- Gather the dough into a ball and wrap in plastic wrap. Refrigerate for at least 30 minutes, preferably an hour.
- Meanwhile, heat a large frying pan over medium heat. Add chorizo and sweet potato and cook, stirring occasionally until potatoes are just tender when pierced with a knife, about 10 minutes. Turn heat down if chorizo starts to get too brown. Remove from heat and let cool, slightly.
- Heat oven to 350°F and arrange rack in the middle.
- On a lightly floured surface, roll crust out to about 1/4-inch thick and about 12-inches in diameter. Transfer dough to a 10-inch tart pan with removable bottom. Press dough into the bottom and up the sides so it fits snuggly. Fold any excess dough over the pan and roll the rolling pin over the edge of the pan, cutting away the dough. Press dough into the sides of the pan, then freeze for 15 minutes. Line dough with a foil or parchment paper, fill with pie weights or beans and place on a baking sheet.
- Bake in the middle of the oven for 30 minutes or until dry on the sides. Remove beans, return crust to the oven and continue baking until golden, about another 10 minutes. Remove and let cool slightly.
- In a large mixing bowl, whisk together eggs, cream, salt, and pepper until smooth.
- Put chorizo mixture into the bottom of the crust. Top with cheese and cilantro and pour the egg mixture over the top.
- Bake for 40 minutes or until puffed on the sides and set in the middle.

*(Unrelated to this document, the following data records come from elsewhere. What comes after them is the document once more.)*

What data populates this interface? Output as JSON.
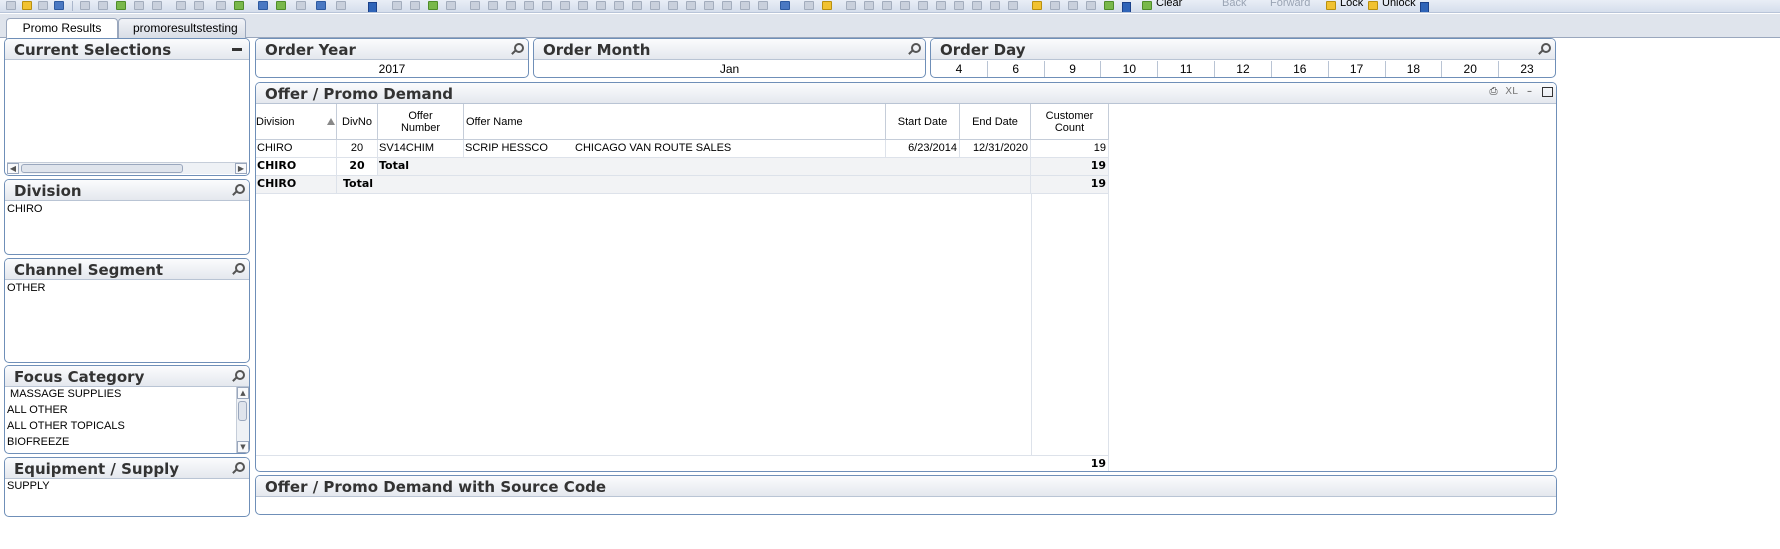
{
  "toolbar": {
    "clear_label": "Clear",
    "back_label": "Back",
    "forward_label": "Forward",
    "lock_label": "Lock",
    "unlock_label": "Unlock"
  },
  "tabs": [
    {
      "label": "Promo Results",
      "active": true
    },
    {
      "label": "promoresultstesting",
      "active": false
    }
  ],
  "panels": {
    "current_selections": {
      "title": "Current Selections"
    },
    "division": {
      "title": "Division",
      "items": [
        "CHIRO"
      ]
    },
    "channel_segment": {
      "title": "Channel Segment",
      "items": [
        "OTHER"
      ]
    },
    "focus_category": {
      "title": "Focus Category",
      "items": [
        " MASSAGE SUPPLIES",
        "ALL OTHER",
        "ALL OTHER TOPICALS",
        "BIOFREEZE"
      ]
    },
    "equipment_supply": {
      "title": "Equipment / Supply",
      "items": [
        "SUPPLY"
      ]
    }
  },
  "order_year": {
    "title": "Order Year",
    "value": "2017"
  },
  "order_month": {
    "title": "Order Month",
    "value": "Jan"
  },
  "order_day": {
    "title": "Order Day",
    "values": [
      "4",
      "6",
      "9",
      "10",
      "11",
      "12",
      "16",
      "17",
      "18",
      "20",
      "23"
    ]
  },
  "promo_demand": {
    "title": "Offer / Promo Demand",
    "xl_label": "XL",
    "headers": {
      "division": "Division",
      "divno": "DivNo",
      "offer_number_1": "Offer",
      "offer_number_2": "Number",
      "offer_name": "Offer Name",
      "start_date": "Start Date",
      "end_date": "End Date",
      "customer_count_1": "Customer",
      "customer_count_2": "Count"
    },
    "row1": {
      "division": "CHIRO",
      "divno": "20",
      "offer_number": "SV14CHIM",
      "offer_name": "SCRIP HESSCO",
      "offer_desc": "CHICAGO VAN ROUTE SALES",
      "start_date": "6/23/2014",
      "end_date": "12/31/2020",
      "customer_count": "19"
    },
    "subtotal": {
      "division": "CHIRO",
      "divno": "20",
      "label": "Total",
      "customer_count": "19"
    },
    "total": {
      "division": "CHIRO",
      "label": "Total",
      "customer_count": "19"
    },
    "grand_total": "19"
  },
  "promo_source": {
    "title": "Offer / Promo Demand with Source Code"
  },
  "colors": {
    "border": "#6f8fb8",
    "caption_bg": "#e4e8ee",
    "accent_blue": "#2f64b8"
  }
}
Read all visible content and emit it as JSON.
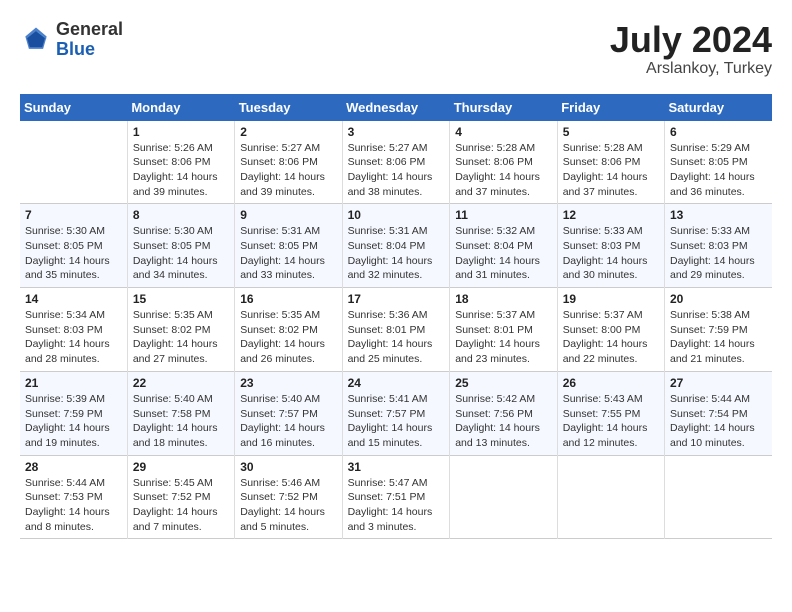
{
  "logo": {
    "general": "General",
    "blue": "Blue"
  },
  "title": {
    "month_year": "July 2024",
    "location": "Arslankoy, Turkey"
  },
  "headers": [
    "Sunday",
    "Monday",
    "Tuesday",
    "Wednesday",
    "Thursday",
    "Friday",
    "Saturday"
  ],
  "weeks": [
    [
      {
        "day": "",
        "info": ""
      },
      {
        "day": "1",
        "info": "Sunrise: 5:26 AM\nSunset: 8:06 PM\nDaylight: 14 hours\nand 39 minutes."
      },
      {
        "day": "2",
        "info": "Sunrise: 5:27 AM\nSunset: 8:06 PM\nDaylight: 14 hours\nand 39 minutes."
      },
      {
        "day": "3",
        "info": "Sunrise: 5:27 AM\nSunset: 8:06 PM\nDaylight: 14 hours\nand 38 minutes."
      },
      {
        "day": "4",
        "info": "Sunrise: 5:28 AM\nSunset: 8:06 PM\nDaylight: 14 hours\nand 37 minutes."
      },
      {
        "day": "5",
        "info": "Sunrise: 5:28 AM\nSunset: 8:06 PM\nDaylight: 14 hours\nand 37 minutes."
      },
      {
        "day": "6",
        "info": "Sunrise: 5:29 AM\nSunset: 8:05 PM\nDaylight: 14 hours\nand 36 minutes."
      }
    ],
    [
      {
        "day": "7",
        "info": "Sunrise: 5:30 AM\nSunset: 8:05 PM\nDaylight: 14 hours\nand 35 minutes."
      },
      {
        "day": "8",
        "info": "Sunrise: 5:30 AM\nSunset: 8:05 PM\nDaylight: 14 hours\nand 34 minutes."
      },
      {
        "day": "9",
        "info": "Sunrise: 5:31 AM\nSunset: 8:05 PM\nDaylight: 14 hours\nand 33 minutes."
      },
      {
        "day": "10",
        "info": "Sunrise: 5:31 AM\nSunset: 8:04 PM\nDaylight: 14 hours\nand 32 minutes."
      },
      {
        "day": "11",
        "info": "Sunrise: 5:32 AM\nSunset: 8:04 PM\nDaylight: 14 hours\nand 31 minutes."
      },
      {
        "day": "12",
        "info": "Sunrise: 5:33 AM\nSunset: 8:03 PM\nDaylight: 14 hours\nand 30 minutes."
      },
      {
        "day": "13",
        "info": "Sunrise: 5:33 AM\nSunset: 8:03 PM\nDaylight: 14 hours\nand 29 minutes."
      }
    ],
    [
      {
        "day": "14",
        "info": "Sunrise: 5:34 AM\nSunset: 8:03 PM\nDaylight: 14 hours\nand 28 minutes."
      },
      {
        "day": "15",
        "info": "Sunrise: 5:35 AM\nSunset: 8:02 PM\nDaylight: 14 hours\nand 27 minutes."
      },
      {
        "day": "16",
        "info": "Sunrise: 5:35 AM\nSunset: 8:02 PM\nDaylight: 14 hours\nand 26 minutes."
      },
      {
        "day": "17",
        "info": "Sunrise: 5:36 AM\nSunset: 8:01 PM\nDaylight: 14 hours\nand 25 minutes."
      },
      {
        "day": "18",
        "info": "Sunrise: 5:37 AM\nSunset: 8:01 PM\nDaylight: 14 hours\nand 23 minutes."
      },
      {
        "day": "19",
        "info": "Sunrise: 5:37 AM\nSunset: 8:00 PM\nDaylight: 14 hours\nand 22 minutes."
      },
      {
        "day": "20",
        "info": "Sunrise: 5:38 AM\nSunset: 7:59 PM\nDaylight: 14 hours\nand 21 minutes."
      }
    ],
    [
      {
        "day": "21",
        "info": "Sunrise: 5:39 AM\nSunset: 7:59 PM\nDaylight: 14 hours\nand 19 minutes."
      },
      {
        "day": "22",
        "info": "Sunrise: 5:40 AM\nSunset: 7:58 PM\nDaylight: 14 hours\nand 18 minutes."
      },
      {
        "day": "23",
        "info": "Sunrise: 5:40 AM\nSunset: 7:57 PM\nDaylight: 14 hours\nand 16 minutes."
      },
      {
        "day": "24",
        "info": "Sunrise: 5:41 AM\nSunset: 7:57 PM\nDaylight: 14 hours\nand 15 minutes."
      },
      {
        "day": "25",
        "info": "Sunrise: 5:42 AM\nSunset: 7:56 PM\nDaylight: 14 hours\nand 13 minutes."
      },
      {
        "day": "26",
        "info": "Sunrise: 5:43 AM\nSunset: 7:55 PM\nDaylight: 14 hours\nand 12 minutes."
      },
      {
        "day": "27",
        "info": "Sunrise: 5:44 AM\nSunset: 7:54 PM\nDaylight: 14 hours\nand 10 minutes."
      }
    ],
    [
      {
        "day": "28",
        "info": "Sunrise: 5:44 AM\nSunset: 7:53 PM\nDaylight: 14 hours\nand 8 minutes."
      },
      {
        "day": "29",
        "info": "Sunrise: 5:45 AM\nSunset: 7:52 PM\nDaylight: 14 hours\nand 7 minutes."
      },
      {
        "day": "30",
        "info": "Sunrise: 5:46 AM\nSunset: 7:52 PM\nDaylight: 14 hours\nand 5 minutes."
      },
      {
        "day": "31",
        "info": "Sunrise: 5:47 AM\nSunset: 7:51 PM\nDaylight: 14 hours\nand 3 minutes."
      },
      {
        "day": "",
        "info": ""
      },
      {
        "day": "",
        "info": ""
      },
      {
        "day": "",
        "info": ""
      }
    ]
  ]
}
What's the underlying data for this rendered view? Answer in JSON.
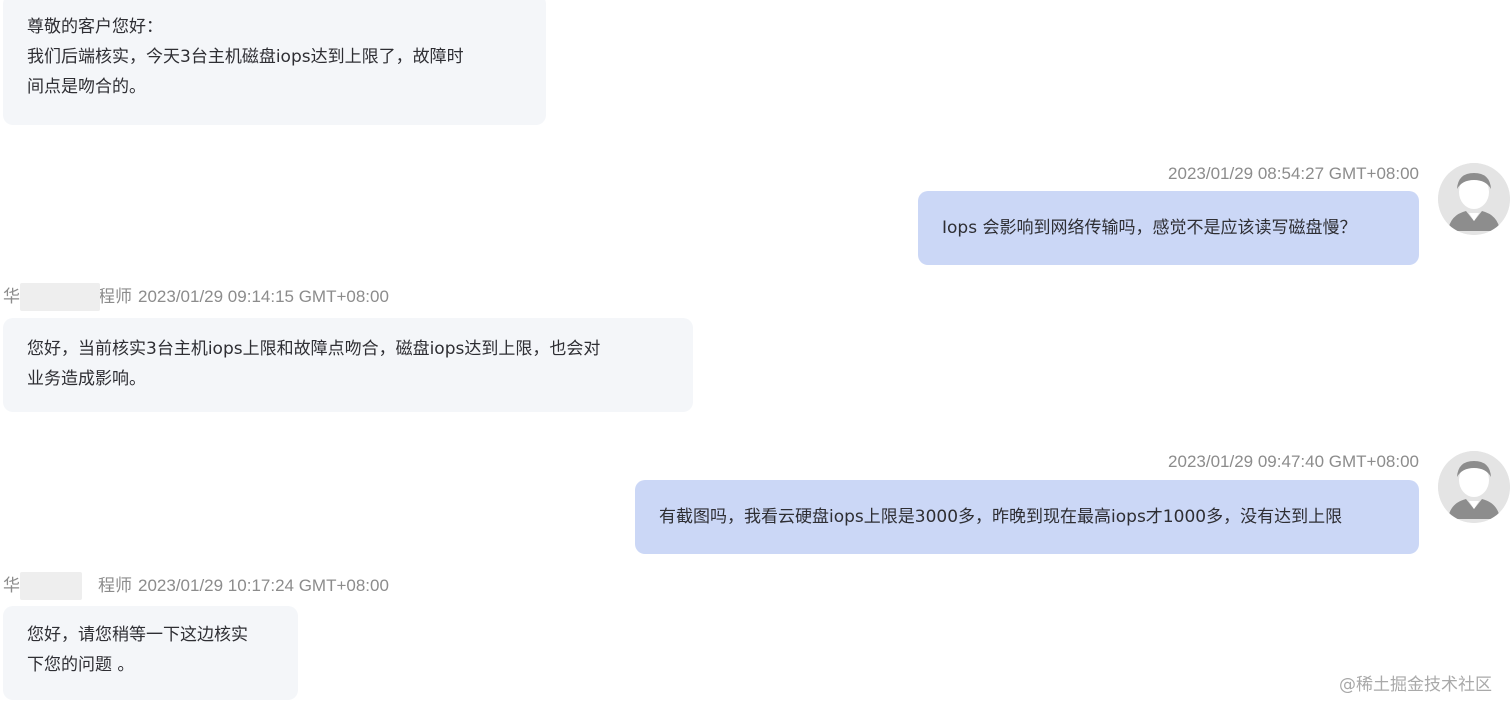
{
  "messages": [
    {
      "side": "in",
      "lines": [
        "尊敬的客户您好：",
        "我们后端核实，今天3台主机磁盘iops达到上限了，故障时",
        "间点是吻合的。"
      ]
    },
    {
      "side": "out",
      "timestamp": "2023/01/29 08:54:27 GMT+08:00",
      "lines": [
        "Iops 会影响到网络传输吗，感觉不是应该读写磁盘慢？"
      ]
    },
    {
      "side": "in",
      "sender": "华为云工程师",
      "sender_visible_head": "华",
      "sender_visible_tail": "程师",
      "timestamp": "2023/01/29 09:14:15 GMT+08:00",
      "lines": [
        "您好，当前核实3台主机iops上限和故障点吻合，磁盘iops达到上限，也会对",
        "业务造成影响。"
      ]
    },
    {
      "side": "out",
      "timestamp": "2023/01/29 09:47:40 GMT+08:00",
      "lines": [
        "有截图吗，我看云硬盘iops上限是3000多，昨晚到现在最高iops才1000多，没有达到上限"
      ]
    },
    {
      "side": "in",
      "sender_visible_head": "华",
      "sender_visible_tail": "程师",
      "timestamp": "2023/01/29 10:17:24 GMT+08:00",
      "lines": [
        "您好，请您稍等一下这边核实",
        "下您的问题 。"
      ]
    }
  ],
  "watermark": "@稀土掘金技术社区",
  "colors": {
    "incoming_bubble": "#f4f6f9",
    "outgoing_bubble": "#cbd7f6",
    "meta_text": "#8c8c8c"
  }
}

Let cool at least 30 minutes before cutting. Serve warm.